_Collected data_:
-- -- --

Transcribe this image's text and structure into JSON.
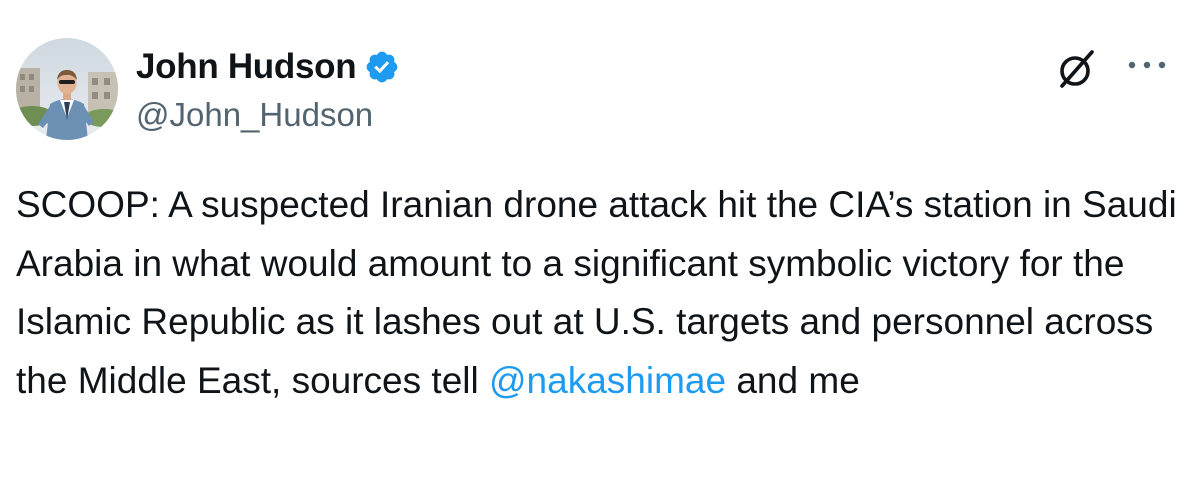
{
  "author": {
    "display_name": "John Hudson",
    "handle": "@John_Hudson",
    "verified": true
  },
  "tweet": {
    "text_before": "SCOOP: A suspected Iranian drone attack hit the CIA’s station in Saudi Arabia in what would amount to a significant symbolic victory for the Islamic Republic as it lashes out at U.S. targets and personnel across the Middle East, sources tell ",
    "mention": "@nakashimae",
    "text_after": " and me"
  },
  "icons": {
    "avatar": "profile-photo",
    "verified": "verified-badge-icon",
    "grok": "grok-icon",
    "more": "more-options-icon"
  },
  "colors": {
    "text": "#0f1419",
    "secondary_text": "#536471",
    "link": "#1d9bf0",
    "verified": "#1d9bf0"
  }
}
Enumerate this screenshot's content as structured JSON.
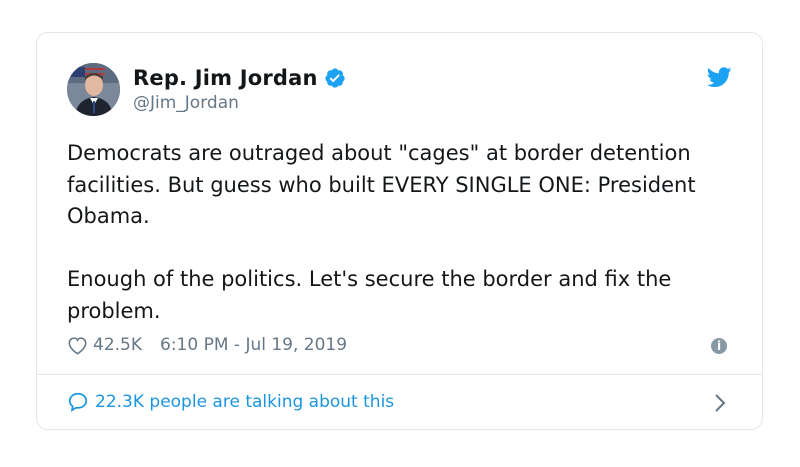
{
  "author": {
    "display_name": "Rep. Jim Jordan",
    "handle": "@Jim_Jordan"
  },
  "tweet": {
    "text": "Democrats are outraged about \"cages\" at border detention facilities. But guess who built EVERY SINGLE ONE: President Obama.\n\nEnough of the politics. Let's secure the border and fix the problem.",
    "likes": "42.5K",
    "timestamp": "6:10 PM - Jul 19, 2019"
  },
  "footer": {
    "talking_label": "22.3K people are talking about this"
  },
  "icons": {
    "verified": "verified-badge-icon",
    "brand": "twitter-bird-icon",
    "like": "heart-icon",
    "info": "info-icon",
    "reply": "speech-bubble-icon",
    "navigate": "chevron-right-icon"
  },
  "colors": {
    "accent": "#1da1f2",
    "link": "#1b95e0",
    "muted": "#657786"
  }
}
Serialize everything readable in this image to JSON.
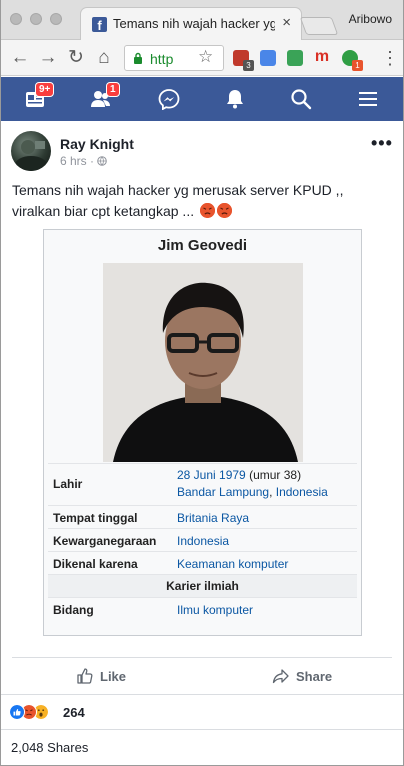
{
  "browser": {
    "tab_title": "Temans nih wajah hacker yg",
    "tab_close_glyph": "×",
    "profile_name": "Aribowo",
    "url_text": "http",
    "nav": {
      "back": "←",
      "forward": "→",
      "reload": "↻",
      "home": "⌂"
    },
    "extensions": [
      {
        "icon": "shield-extension-icon",
        "badge": "3",
        "color": "#c0392b"
      },
      {
        "icon": "google-translate-icon",
        "badge": "",
        "color": "#4a86e8"
      },
      {
        "icon": "download-arrow-icon",
        "badge": "",
        "color": "#3aa357"
      },
      {
        "icon": "m-extension-icon",
        "badge": "",
        "color": "#d93025"
      },
      {
        "icon": "green-extension-icon",
        "badge": "1",
        "color": "#2f9e44"
      }
    ]
  },
  "fb_nav": {
    "feed_badge": "9+",
    "friends_badge": "1",
    "icons": [
      "news-feed-icon",
      "friend-requests-icon",
      "messenger-icon",
      "notifications-icon",
      "search-icon",
      "menu-icon"
    ]
  },
  "post": {
    "author": "Ray Knight",
    "timestamp": "6 hrs",
    "timestamp_sep": " · ",
    "menu_glyph": "•••",
    "text_line1": "Temans nih wajah hacker yg merusak server KPUD ,,",
    "text_line2": "viralkan biar cpt ketangkap ...",
    "infobox": {
      "name": "Jim Geovedi",
      "rows": [
        {
          "label": "Lahir",
          "value_link": "28 Juni 1979",
          "value_plain": " (umur 38)",
          "value_line2_a": "Bandar Lampung",
          "value_line2_sep": ", ",
          "value_line2_b": "Indonesia"
        },
        {
          "label": "Tempat tinggal",
          "value": "Britania Raya"
        },
        {
          "label": "Kewarganegaraan",
          "value": "Indonesia"
        },
        {
          "label": "Dikenal karena",
          "value": "Keamanan komputer"
        },
        {
          "section": "Karier ilmiah"
        },
        {
          "label": "Bidang",
          "value": "Ilmu komputer"
        }
      ]
    },
    "actions": {
      "like": "Like",
      "share": "Share"
    },
    "reaction_count": "264",
    "shares_count": "2,048 Shares",
    "colors": {
      "fb_blue": "#3b5998",
      "link_blue": "#0b57a3",
      "like_blue": "#1877f2",
      "angry": "#e8542d",
      "wow": "#f7b125"
    }
  }
}
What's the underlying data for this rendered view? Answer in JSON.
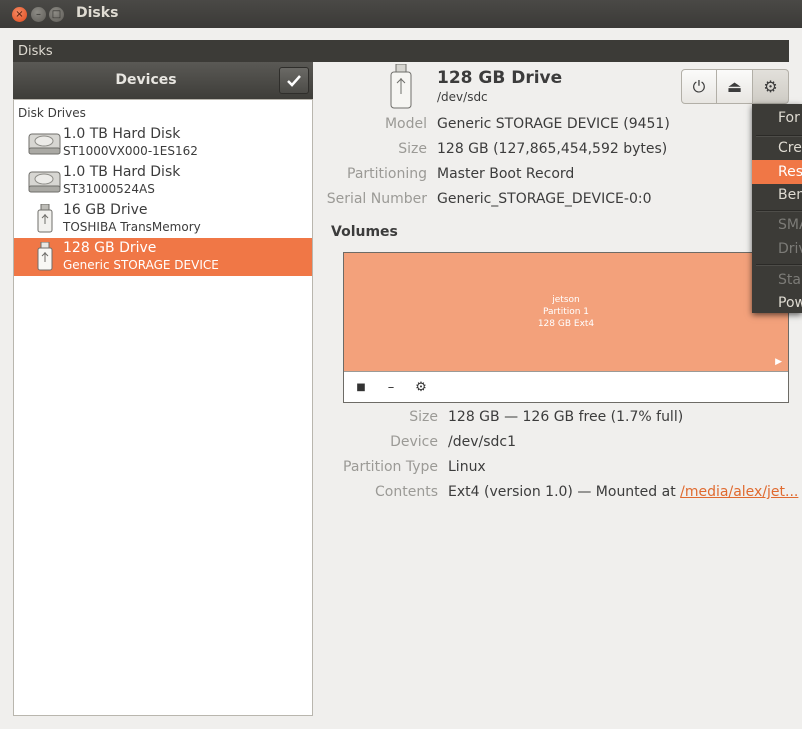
{
  "window": {
    "title": "Disks",
    "close_glyph": "×",
    "min_glyph": "–",
    "max_glyph": "□"
  },
  "menubar": {
    "app_label": "Disks"
  },
  "devices": {
    "header": "Devices",
    "section_label": "Disk Drives",
    "items": [
      {
        "name": "1.0 TB Hard Disk",
        "sub": "ST1000VX000-1ES162",
        "icon": "hard-disk-icon"
      },
      {
        "name": "1.0 TB Hard Disk",
        "sub": "ST31000524AS",
        "icon": "hard-disk-icon"
      },
      {
        "name": "16 GB Drive",
        "sub": "TOSHIBA TransMemory",
        "icon": "usb-drive-icon"
      },
      {
        "name": "128 GB Drive",
        "sub": "Generic STORAGE DEVICE",
        "icon": "usb-drive-icon",
        "selected": true
      }
    ]
  },
  "drive": {
    "title": "128 GB Drive",
    "path": "/dev/sdc",
    "fields": [
      {
        "label": "Model",
        "value": "Generic STORAGE DEVICE (9451)"
      },
      {
        "label": "Size",
        "value": "128 GB (127,865,454,592 bytes)"
      },
      {
        "label": "Partitioning",
        "value": "Master Boot Record"
      },
      {
        "label": "Serial Number",
        "value": "Generic_STORAGE_DEVICE-0:0"
      }
    ]
  },
  "toolbar": {
    "power_glyph": "⏻",
    "eject_glyph": "⏏",
    "gear_glyph": "⚙"
  },
  "volumes": {
    "title": "Volumes",
    "partition": {
      "name": "jetson",
      "label": "Partition 1",
      "fs": "128 GB Ext4",
      "arrow": "▶"
    },
    "tools": {
      "stop": "■",
      "minus": "–",
      "gear": "⚙"
    },
    "fields": [
      {
        "label": "Size",
        "value": "128 GB — 126 GB free (1.7% full)"
      },
      {
        "label": "Device",
        "value": "/dev/sdc1"
      },
      {
        "label": "Partition Type",
        "value": "Linux"
      },
      {
        "label": "Contents",
        "value": "Ext4 (version 1.0) — Mounted at ",
        "link": "/media/alex/jet..."
      }
    ]
  },
  "popup_menu": {
    "items": [
      "For",
      "Cre",
      "Res",
      "Ben",
      "SMA",
      "Driv",
      "Star",
      "Pow"
    ],
    "highlight_color": "#f07746"
  },
  "colors": {
    "accent": "#f07746",
    "partition_fill": "#f3a17b",
    "dark_bar": "#3c3b37"
  }
}
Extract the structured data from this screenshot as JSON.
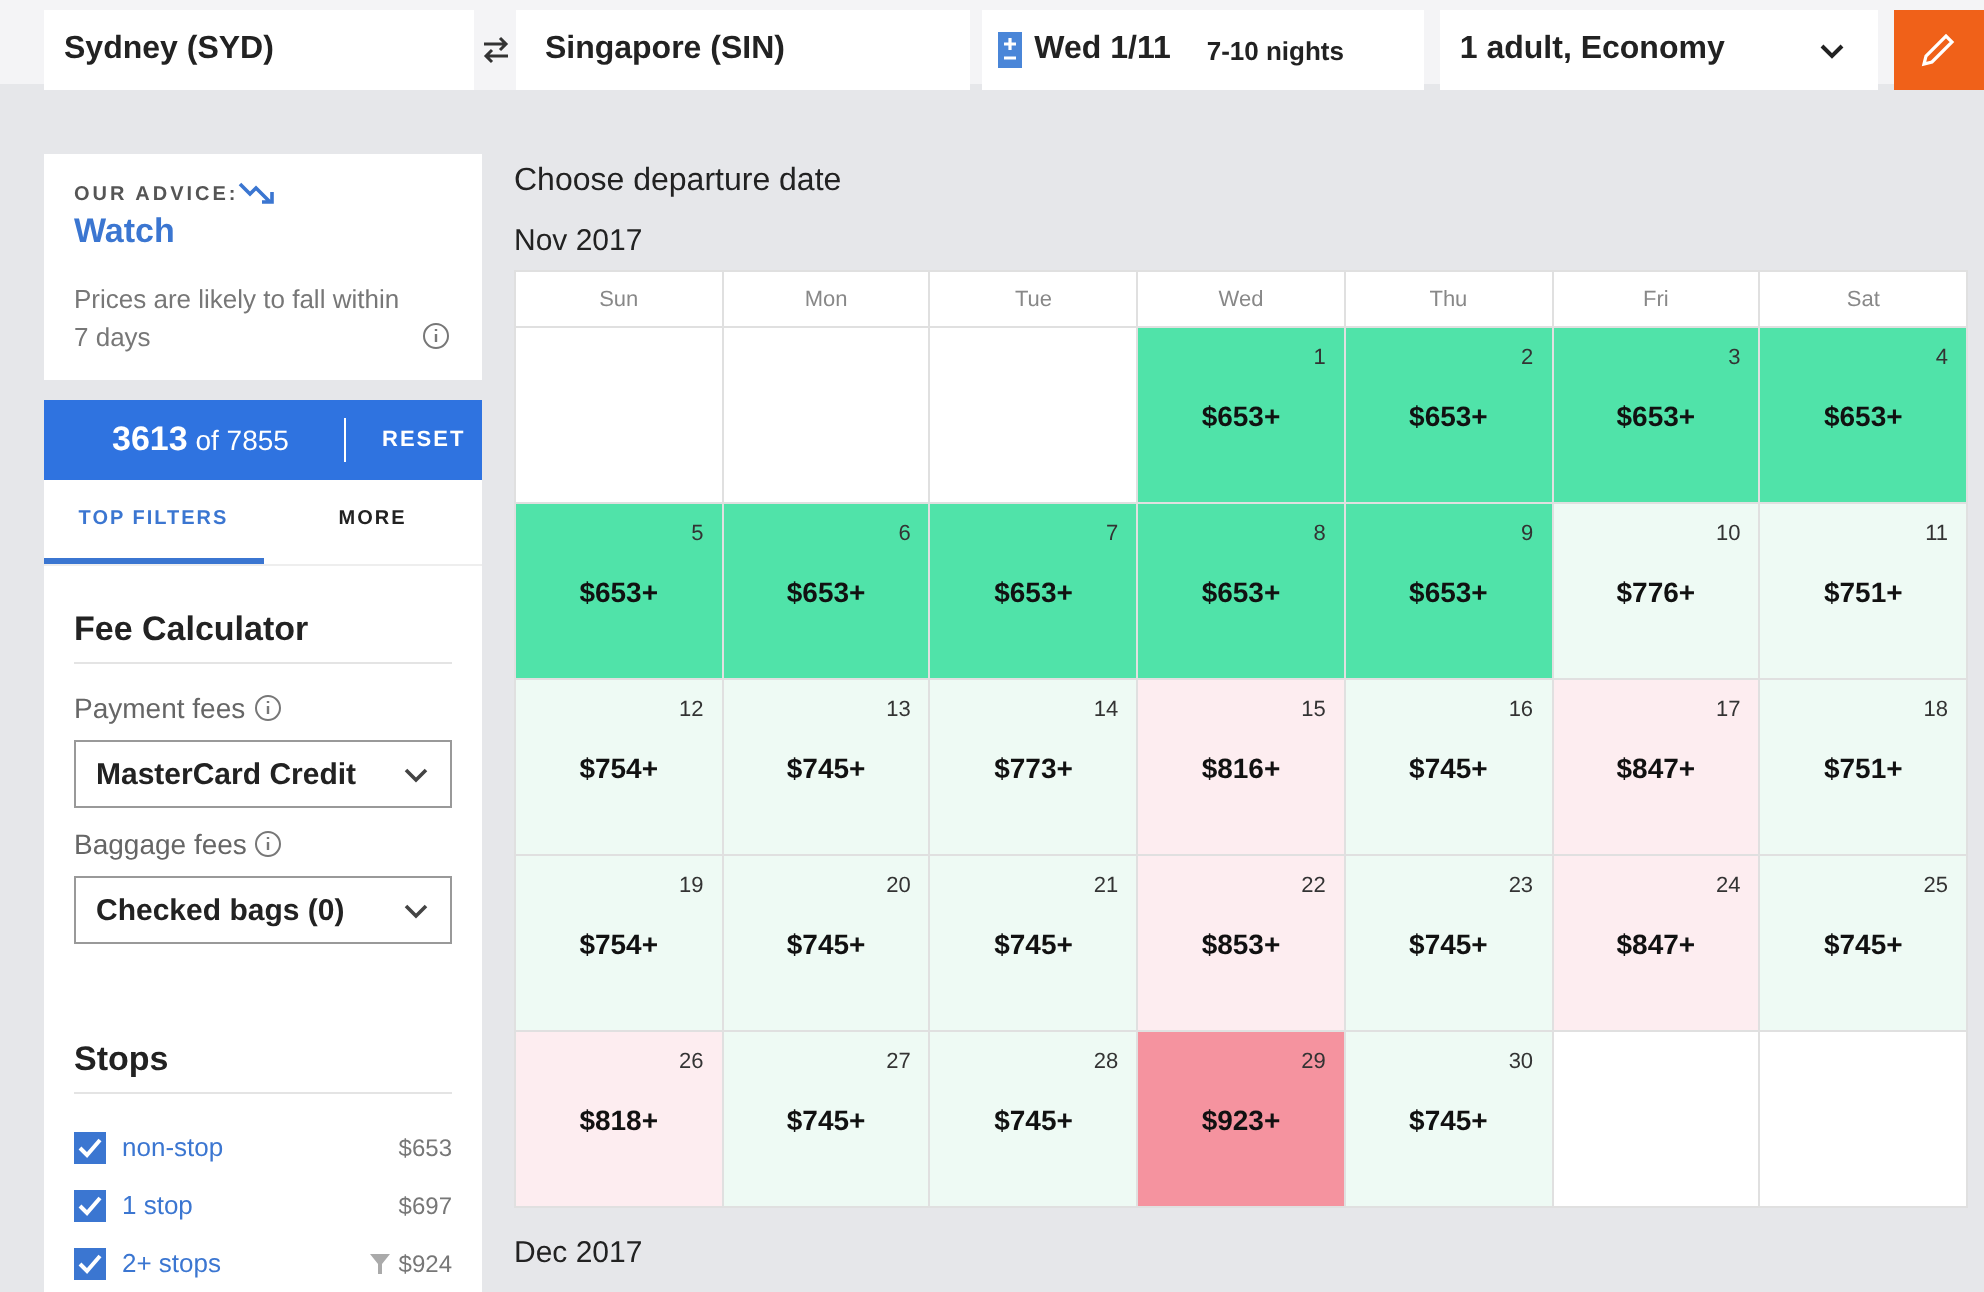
{
  "search": {
    "origin": "Sydney (SYD)",
    "destination": "Singapore (SIN)",
    "date": "Wed 1/11",
    "nights": "7-10 nights",
    "travellers": "1 adult, Economy"
  },
  "advice": {
    "label": "OUR ADVICE:",
    "verdict": "Watch",
    "text": "Prices are likely to fall within 7 days"
  },
  "results": {
    "count": "3613",
    "of": "of 7855",
    "reset": "RESET"
  },
  "tabs": [
    {
      "label": "TOP FILTERS",
      "selected": true
    },
    {
      "label": "MORE",
      "selected": false
    }
  ],
  "fees": {
    "title": "Fee Calculator",
    "payment_label": "Payment fees",
    "payment_value": "MasterCard Credit",
    "baggage_label": "Baggage fees",
    "baggage_value": "Checked bags (0)"
  },
  "stops": {
    "title": "Stops",
    "items": [
      {
        "label": "non-stop",
        "price": "$653",
        "checked": true,
        "filter_icon": false
      },
      {
        "label": "1 stop",
        "price": "$697",
        "checked": true,
        "filter_icon": false
      },
      {
        "label": "2+ stops",
        "price": "$924",
        "checked": true,
        "filter_icon": true
      }
    ]
  },
  "calendar": {
    "title": "Choose departure date",
    "month": "Nov 2017",
    "weekdays": [
      "Sun",
      "Mon",
      "Tue",
      "Wed",
      "Thu",
      "Fri",
      "Sat"
    ],
    "weeks": [
      [
        {
          "kind": "empty"
        },
        {
          "kind": "empty"
        },
        {
          "kind": "empty"
        },
        {
          "kind": "day",
          "day": "1",
          "price": "$653+",
          "color": "#50e3a9"
        },
        {
          "kind": "day",
          "day": "2",
          "price": "$653+",
          "color": "#50e3a9"
        },
        {
          "kind": "day",
          "day": "3",
          "price": "$653+",
          "color": "#50e3a9"
        },
        {
          "kind": "day",
          "day": "4",
          "price": "$653+",
          "color": "#50e3a9"
        }
      ],
      [
        {
          "kind": "day",
          "day": "5",
          "price": "$653+",
          "color": "#50e3a9"
        },
        {
          "kind": "day",
          "day": "6",
          "price": "$653+",
          "color": "#50e3a9"
        },
        {
          "kind": "day",
          "day": "7",
          "price": "$653+",
          "color": "#50e3a9"
        },
        {
          "kind": "day",
          "day": "8",
          "price": "$653+",
          "color": "#50e3a9"
        },
        {
          "kind": "day",
          "day": "9",
          "price": "$653+",
          "color": "#50e3a9"
        },
        {
          "kind": "day",
          "day": "10",
          "price": "$776+",
          "color": "#eefaf4"
        },
        {
          "kind": "day",
          "day": "11",
          "price": "$751+",
          "color": "#eefaf4"
        }
      ],
      [
        {
          "kind": "day",
          "day": "12",
          "price": "$754+",
          "color": "#eefaf4"
        },
        {
          "kind": "day",
          "day": "13",
          "price": "$745+",
          "color": "#eefaf4"
        },
        {
          "kind": "day",
          "day": "14",
          "price": "$773+",
          "color": "#eefaf4"
        },
        {
          "kind": "day",
          "day": "15",
          "price": "$816+",
          "color": "#fdedf0"
        },
        {
          "kind": "day",
          "day": "16",
          "price": "$745+",
          "color": "#eefaf4"
        },
        {
          "kind": "day",
          "day": "17",
          "price": "$847+",
          "color": "#fdedf0"
        },
        {
          "kind": "day",
          "day": "18",
          "price": "$751+",
          "color": "#eefaf4"
        }
      ],
      [
        {
          "kind": "day",
          "day": "19",
          "price": "$754+",
          "color": "#eefaf4"
        },
        {
          "kind": "day",
          "day": "20",
          "price": "$745+",
          "color": "#eefaf4"
        },
        {
          "kind": "day",
          "day": "21",
          "price": "$745+",
          "color": "#eefaf4"
        },
        {
          "kind": "day",
          "day": "22",
          "price": "$853+",
          "color": "#fdedf0"
        },
        {
          "kind": "day",
          "day": "23",
          "price": "$745+",
          "color": "#eefaf4"
        },
        {
          "kind": "day",
          "day": "24",
          "price": "$847+",
          "color": "#fdedf0"
        },
        {
          "kind": "day",
          "day": "25",
          "price": "$745+",
          "color": "#eefaf4"
        }
      ],
      [
        {
          "kind": "day",
          "day": "26",
          "price": "$818+",
          "color": "#fdedf0"
        },
        {
          "kind": "day",
          "day": "27",
          "price": "$745+",
          "color": "#eefaf4"
        },
        {
          "kind": "day",
          "day": "28",
          "price": "$745+",
          "color": "#eefaf4"
        },
        {
          "kind": "day",
          "day": "29",
          "price": "$923+",
          "color": "#f5939f"
        },
        {
          "kind": "day",
          "day": "30",
          "price": "$745+",
          "color": "#eefaf4"
        },
        {
          "kind": "empty"
        },
        {
          "kind": "empty"
        }
      ]
    ],
    "next_month": "Dec 2017"
  }
}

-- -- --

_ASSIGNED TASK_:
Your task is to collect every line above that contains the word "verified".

_ANSWER TO THIS EXERCISE_:
    "verified": true
    "verified": "verified-badge-icon",
    "verified": "#1d9bf0"
    "verified": "verified-badge-icon",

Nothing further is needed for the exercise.